ROME – Martin Scorsese and Mexican producer Gaston Pavlovich met with Pope Francis on Wednesday prior to a Vatican screening of “Silence,” the veteran U.S. director’s new film about the persecution of Christians in 17th-century Japan.
The private papal audience, held in the Apostolic Palace, was announced by the Vatican press office Tuesday in a clear show of support for “Silence,” Scorsese’s passion project.
The film portrays two Portuguese Jesuit missionaries, played by Adam Driver and Andrew Garfield, who must contend with various forms of persecution as they travel through 17th-century Japan to proselytize locals and track down their mentor, played by Liam Neeson. The film is based on a novel by the same title by Japanese author Shusaku Endo.
Francis, who is the first Jesuit pope, is known to have joined the Jesuit order hoping to become a missionary in Japan. American priest James Martin, who is editor of the Jesuit weekly “America,” served as a consultant on “Silence.”
The Vatican press office said Francis had received Scorsese, who was accompanied by his wife and two daughters, and described the 15-minute meeting as “very cordial.” The pope told the group that he had read Endo’s novel. He and Scorsese spoke about the experience of Jesuit missionaries in Japan.
Scorsese gave the pope framed images depicting “hidden Christians” in Japan, including a reproduction of an ancient image of the Virgin of Nagasaki and a portrait of the “martyrs of Japan.” The pope gave the guests some rosaries.
“Silence” will screen Wednesday afternoon in the roughly 50-seat Vatican Film Library’s screening room, located in the Palazzo San Carlo, in Vatican City. It is not known whether the pope will attend.
On Tuesday, “Silence” screened for roughly 300 Jesuit priests at the Pontifical Oriental Institute in Rome, in what amounted to the film’s de facto world premiere. Attendees were able to discuss the film with Scorsese afterwards.
“It was an extremely powerful experience, almost indescribable, to see a film about Jesuit missionaries among my brother Jesuits from all over the world,” Martin commented on Facebook.
It’s taken Scorsese 27-years to make “Silence,” which had a budget of $46.5 million. The film’s main financer is Pavlovich, a Mexican businessman and former government official who is now producing increasingly ambitious movies through his Fabrica de Cine company, which has offices in Mexico City and Los Angeles.
The film’s director and producer share a passion for both movies and religion. Scorsese is known to have considered the priesthood before pursuing film. Pavlovich attends annual Catholic retreats in Mexico and is a frequent guest speaker on Catholic campuses and church events.

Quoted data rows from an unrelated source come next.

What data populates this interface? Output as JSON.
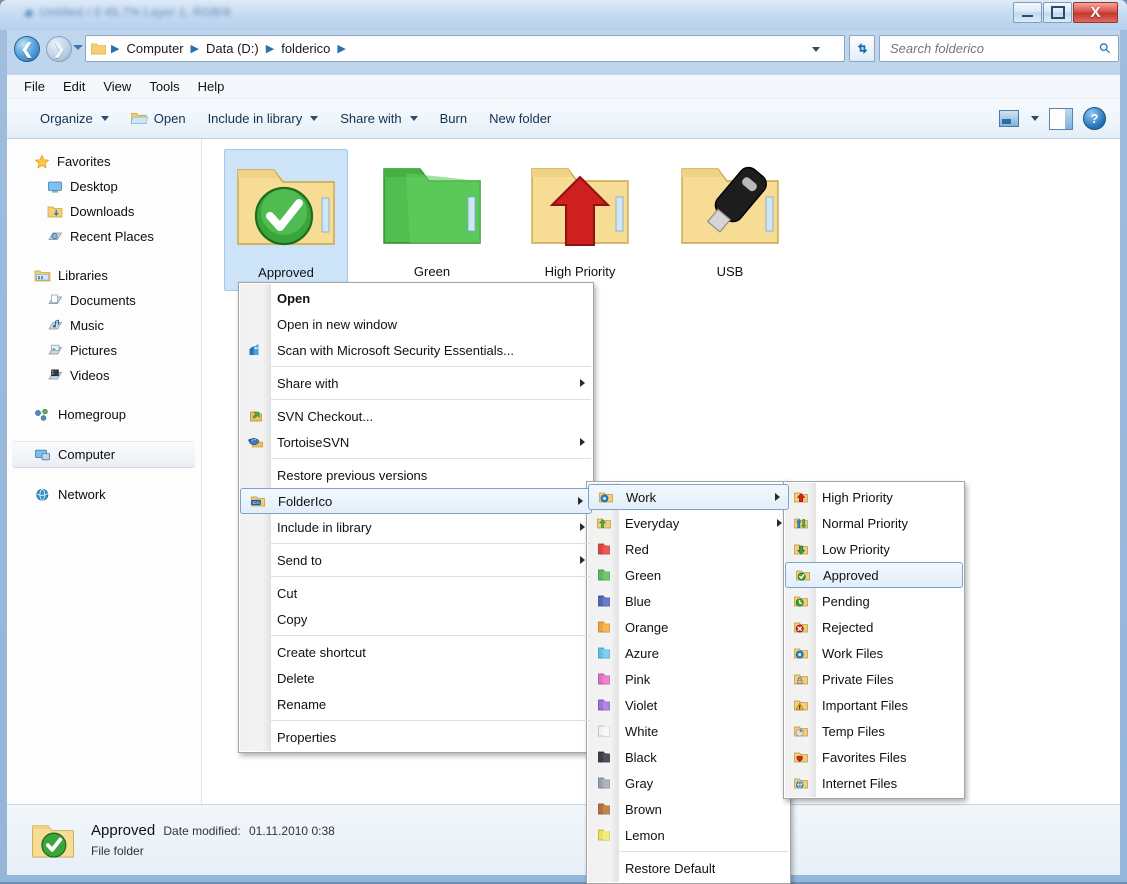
{
  "window": {
    "title_blurred": "Untitled / 0 45.7% Layer 1, RGB/8",
    "buttons": {
      "minimize": "Minimize",
      "maximize": "Maximize",
      "close": "X"
    }
  },
  "address_bar": {
    "back": "Back",
    "forward": "Forward",
    "recent_pages": "Recent Pages",
    "crumbs": [
      "Computer",
      "Data (D:)",
      "folderico"
    ],
    "refresh": "Refresh",
    "dropdown": "Previous Locations"
  },
  "search": {
    "placeholder": "Search folderico",
    "value": "",
    "icon": "search-icon"
  },
  "menubar": {
    "items": [
      "File",
      "Edit",
      "View",
      "Tools",
      "Help"
    ]
  },
  "commandbar": {
    "organize": "Organize",
    "open": "Open",
    "include_in_library": "Include in library",
    "share_with": "Share with",
    "burn": "Burn",
    "new_folder": "New folder",
    "change_view": "Change your view",
    "preview_pane": "Show the preview pane",
    "help": "?"
  },
  "navigation_pane": {
    "groups": [
      {
        "header": "Favorites",
        "icon": "star-icon",
        "items": [
          {
            "label": "Desktop",
            "icon": "desktop-icon"
          },
          {
            "label": "Downloads",
            "icon": "downloads-folder-icon"
          },
          {
            "label": "Recent Places",
            "icon": "recent-places-icon"
          }
        ]
      },
      {
        "header": "Libraries",
        "icon": "libraries-icon",
        "items": [
          {
            "label": "Documents",
            "icon": "documents-library-icon"
          },
          {
            "label": "Music",
            "icon": "music-library-icon"
          },
          {
            "label": "Pictures",
            "icon": "pictures-library-icon"
          },
          {
            "label": "Videos",
            "icon": "videos-library-icon"
          }
        ]
      },
      {
        "header": "Homegroup",
        "icon": "homegroup-icon",
        "items": []
      },
      {
        "header": "Computer",
        "icon": "computer-icon",
        "items": [],
        "selected": true
      },
      {
        "header": "Network",
        "icon": "network-icon",
        "items": []
      }
    ]
  },
  "files": [
    {
      "name": "Approved",
      "icon": "folder-approved-icon",
      "selected": true
    },
    {
      "name": "Green",
      "icon": "folder-green-icon",
      "selected": false
    },
    {
      "name": "High Priority",
      "icon": "folder-high-priority-icon",
      "selected": false
    },
    {
      "name": "USB",
      "icon": "folder-usb-icon",
      "selected": false
    }
  ],
  "details_pane": {
    "name": "Approved",
    "date_modified_label": "Date modified:",
    "date_modified_value": "01.11.2010 0:38",
    "type": "File folder",
    "icon": "folder-approved-icon"
  },
  "context_menu": {
    "items": [
      {
        "label": "Open",
        "bold": true,
        "icon": null,
        "submenu": false
      },
      {
        "label": "Open in new window",
        "icon": null,
        "submenu": false
      },
      {
        "label": "Scan with Microsoft Security Essentials...",
        "icon": "security-essentials-icon",
        "submenu": false
      },
      {
        "separator": true
      },
      {
        "label": "Share with",
        "icon": null,
        "submenu": true
      },
      {
        "separator": true
      },
      {
        "label": "SVN Checkout...",
        "icon": "svn-checkout-icon",
        "submenu": false
      },
      {
        "label": "TortoiseSVN",
        "icon": "tortoisesvn-icon",
        "submenu": true
      },
      {
        "separator": true
      },
      {
        "label": "Restore previous versions",
        "icon": null,
        "submenu": false
      },
      {
        "label": "FolderIco",
        "icon": "folderico-icon",
        "submenu": true,
        "highlighted": true
      },
      {
        "label": "Include in library",
        "icon": null,
        "submenu": true
      },
      {
        "separator": true
      },
      {
        "label": "Send to",
        "icon": null,
        "submenu": true
      },
      {
        "separator": true
      },
      {
        "label": "Cut",
        "icon": null,
        "submenu": false
      },
      {
        "label": "Copy",
        "icon": null,
        "submenu": false
      },
      {
        "separator": true
      },
      {
        "label": "Create shortcut",
        "icon": null,
        "submenu": false
      },
      {
        "label": "Delete",
        "icon": null,
        "submenu": false
      },
      {
        "label": "Rename",
        "icon": null,
        "submenu": false
      },
      {
        "separator": true
      },
      {
        "label": "Properties",
        "icon": null,
        "submenu": false
      }
    ]
  },
  "folderico_submenu": {
    "items": [
      {
        "label": "Work",
        "icon": "folder-work-icon",
        "submenu": true,
        "highlighted": true,
        "color": "#f0c860"
      },
      {
        "label": "Everyday",
        "icon": "folder-everyday-icon",
        "submenu": true,
        "color": "#f0c860"
      },
      {
        "label": "Red",
        "icon": "folder-red-icon",
        "color": "#e2453c"
      },
      {
        "label": "Green",
        "icon": "folder-green-icon",
        "color": "#5cb85c"
      },
      {
        "label": "Blue",
        "icon": "folder-blue-icon",
        "color": "#5566b8"
      },
      {
        "label": "Orange",
        "icon": "folder-orange-icon",
        "color": "#f0a33a"
      },
      {
        "label": "Azure",
        "icon": "folder-azure-icon",
        "color": "#63c1e8"
      },
      {
        "label": "Pink",
        "icon": "folder-pink-icon",
        "color": "#e46fc0"
      },
      {
        "label": "Violet",
        "icon": "folder-violet-icon",
        "color": "#a56ed8"
      },
      {
        "label": "White",
        "icon": "folder-white-icon",
        "color": "#f2f2f2"
      },
      {
        "label": "Black",
        "icon": "folder-black-icon",
        "color": "#3b3f45"
      },
      {
        "label": "Gray",
        "icon": "folder-gray-icon",
        "color": "#9aa3ad"
      },
      {
        "label": "Brown",
        "icon": "folder-brown-icon",
        "color": "#b5703a"
      },
      {
        "label": "Lemon",
        "icon": "folder-lemon-icon",
        "color": "#ece35a"
      },
      {
        "separator": true
      },
      {
        "label": "Restore Default",
        "icon": null
      }
    ]
  },
  "work_submenu": {
    "items": [
      {
        "label": "High Priority",
        "icon": "folder-arrow-up-red-icon"
      },
      {
        "label": "Normal Priority",
        "icon": "folder-arrow-updown-icon"
      },
      {
        "label": "Low Priority",
        "icon": "folder-arrow-down-green-icon"
      },
      {
        "label": "Approved",
        "icon": "folder-check-green-icon",
        "highlighted": true
      },
      {
        "label": "Pending",
        "icon": "folder-clock-green-icon"
      },
      {
        "label": "Rejected",
        "icon": "folder-cross-red-icon"
      },
      {
        "label": "Work Files",
        "icon": "folder-gear-blue-icon"
      },
      {
        "label": "Private Files",
        "icon": "folder-lock-icon"
      },
      {
        "label": "Important Files",
        "icon": "folder-warning-icon"
      },
      {
        "label": "Temp Files",
        "icon": "folder-pie-icon"
      },
      {
        "label": "Favorites Files",
        "icon": "folder-heart-red-icon"
      },
      {
        "label": "Internet Files",
        "icon": "folder-globe-icon"
      }
    ]
  },
  "colors": {
    "selection_blue": "#cde3f7",
    "highlight_border": "#7da2ce",
    "menu_bg": "#ffffff",
    "gutter": "#f1f1f1"
  }
}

While it’s not unusual for new faith-based films to screen in Vatican City for audiences largely made up of clergy, it’s rare for the Vatican to become the first place where an upcoming Hollywood release gets its first public screening.
The last Hollywood production to get a Vatican screening was the Angelina Jolie-directed war drama “Unbroken,” which has a strong spiritual component. It unspooled last year for Vatican prelates at the Vatican’s Pontifical Academy for Sciences following its theatrical release. Jolie met briefly with Pope Francis after the Vatican screening, which he did not attend.
Scorsese’s most spiritual film prior to “Silence” is “The Last Temptation of Christ,” which was based on a revisionist novel by Nikos Kazantzakis that gave prominence to Christ’s human dimension. That film sparked plenty of controversy and was deemed “morally offensive” by the U.S. Catholic Church in particular due to a dream sequence in which Jesus has sex with Mary Magdalene.
Paramount will release “Silence” in New York and Los Angeles on Dec. 23, a plum awards-season slot, before rolling it out nationwide in January. The pic will go out in Italian theaters via 01 Distribuzione on Jan. 12.